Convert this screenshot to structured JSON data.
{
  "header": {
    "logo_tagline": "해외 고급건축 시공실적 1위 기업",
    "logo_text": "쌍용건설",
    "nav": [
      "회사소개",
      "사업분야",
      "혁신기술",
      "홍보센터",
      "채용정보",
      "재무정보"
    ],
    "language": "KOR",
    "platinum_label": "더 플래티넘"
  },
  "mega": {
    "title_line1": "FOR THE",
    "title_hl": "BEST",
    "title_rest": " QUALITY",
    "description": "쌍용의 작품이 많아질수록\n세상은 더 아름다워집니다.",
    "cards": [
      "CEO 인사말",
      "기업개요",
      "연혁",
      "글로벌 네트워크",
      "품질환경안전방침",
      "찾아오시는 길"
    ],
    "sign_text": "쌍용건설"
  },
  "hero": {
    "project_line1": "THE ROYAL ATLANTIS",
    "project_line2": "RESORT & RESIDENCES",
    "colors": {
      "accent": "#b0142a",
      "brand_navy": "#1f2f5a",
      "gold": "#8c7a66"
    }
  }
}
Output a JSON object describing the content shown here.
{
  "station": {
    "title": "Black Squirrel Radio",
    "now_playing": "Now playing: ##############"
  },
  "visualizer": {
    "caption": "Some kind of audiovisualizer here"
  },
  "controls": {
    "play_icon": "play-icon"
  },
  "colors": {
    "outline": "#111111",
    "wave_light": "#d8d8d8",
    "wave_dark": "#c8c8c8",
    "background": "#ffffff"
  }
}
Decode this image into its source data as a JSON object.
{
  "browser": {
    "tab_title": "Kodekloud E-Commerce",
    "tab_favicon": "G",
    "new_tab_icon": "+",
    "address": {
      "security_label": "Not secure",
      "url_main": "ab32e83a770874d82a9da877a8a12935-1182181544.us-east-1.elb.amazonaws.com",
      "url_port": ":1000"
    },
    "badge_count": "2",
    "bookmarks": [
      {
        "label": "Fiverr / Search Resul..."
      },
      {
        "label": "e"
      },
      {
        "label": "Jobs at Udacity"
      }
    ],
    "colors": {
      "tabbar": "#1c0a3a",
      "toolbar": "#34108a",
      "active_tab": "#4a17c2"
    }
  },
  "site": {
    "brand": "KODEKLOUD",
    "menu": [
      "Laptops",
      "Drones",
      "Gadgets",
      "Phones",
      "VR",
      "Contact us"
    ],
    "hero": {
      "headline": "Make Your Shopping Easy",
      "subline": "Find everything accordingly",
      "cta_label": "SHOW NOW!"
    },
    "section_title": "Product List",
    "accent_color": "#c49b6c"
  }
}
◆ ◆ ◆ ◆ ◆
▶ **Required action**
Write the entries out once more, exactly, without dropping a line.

▶ **Output below**
Convert this screenshot to structured JSON data.
{
  "header": {
    "logo_tagline": "해외 고급건축 시공실적 1위 기업",
    "logo_text": "쌍용건설",
    "nav": [
      "회사소개",
      "사업분야",
      "혁신기술",
      "홍보센터",
      "채용정보",
      "재무정보"
    ],
    "language": "KOR",
    "platinum_label": "더 플래티넘"
  },
  "mega": {
    "title_line1": "FOR THE",
    "title_hl": "BEST",
    "title_rest": " QUALITY",
    "description": "쌍용의 작품이 많아질수록\n세상은 더 아름다워집니다.",
    "cards": [
      "CEO 인사말",
      "기업개요",
      "연혁",
      "글로벌 네트워크",
      "품질환경안전방침",
      "찾아오시는 길"
    ],
    "sign_text": "쌍용건설"
  },
  "hero": {
    "project_line1": "THE ROYAL ATLANTIS",
    "project_line2": "RESORT & RESIDENCES",
    "colors": {
      "accent": "#b0142a",
      "brand_navy": "#1f2f5a",
      "gold": "#8c7a66"
    }
  }
}
Output a JSON object describing the content shown here.
{
  "station": {
    "title": "Black Squirrel Radio",
    "now_playing": "Now playing: ##############"
  },
  "visualizer": {
    "caption": "Some kind of audiovisualizer here"
  },
  "controls": {
    "play_icon": "play-icon"
  },
  "colors": {
    "outline": "#111111",
    "wave_light": "#d8d8d8",
    "wave_dark": "#c8c8c8",
    "background": "#ffffff"
  }
}
Decode this image into its source data as a JSON object.
{
  "browser": {
    "tab_title": "Kodekloud E-Commerce",
    "tab_favicon": "G",
    "new_tab_icon": "+",
    "address": {
      "security_label": "Not secure",
      "url_main": "ab32e83a770874d82a9da877a8a12935-1182181544.us-east-1.elb.amazonaws.com",
      "url_port": ":1000"
    },
    "badge_count": "2",
    "bookmarks": [
      {
        "label": "Fiverr / Search Resul..."
      },
      {
        "label": "e"
      },
      {
        "label": "Jobs at Udacity"
      }
    ],
    "colors": {
      "tabbar": "#1c0a3a",
      "toolbar": "#34108a",
      "active_tab": "#4a17c2"
    }
  },
  "site": {
    "brand": "KODEKLOUD",
    "menu": [
      "Laptops",
      "Drones",
      "Gadgets",
      "Phones",
      "VR",
      "Contact us"
    ],
    "hero": {
      "headline": "Make Your Shopping Easy",
      "subline": "Find everything accordingly",
      "cta_label": "SHOW NOW!"
    },
    "section_title": "Product List",
    "accent_color": "#c49b6c"
  }
}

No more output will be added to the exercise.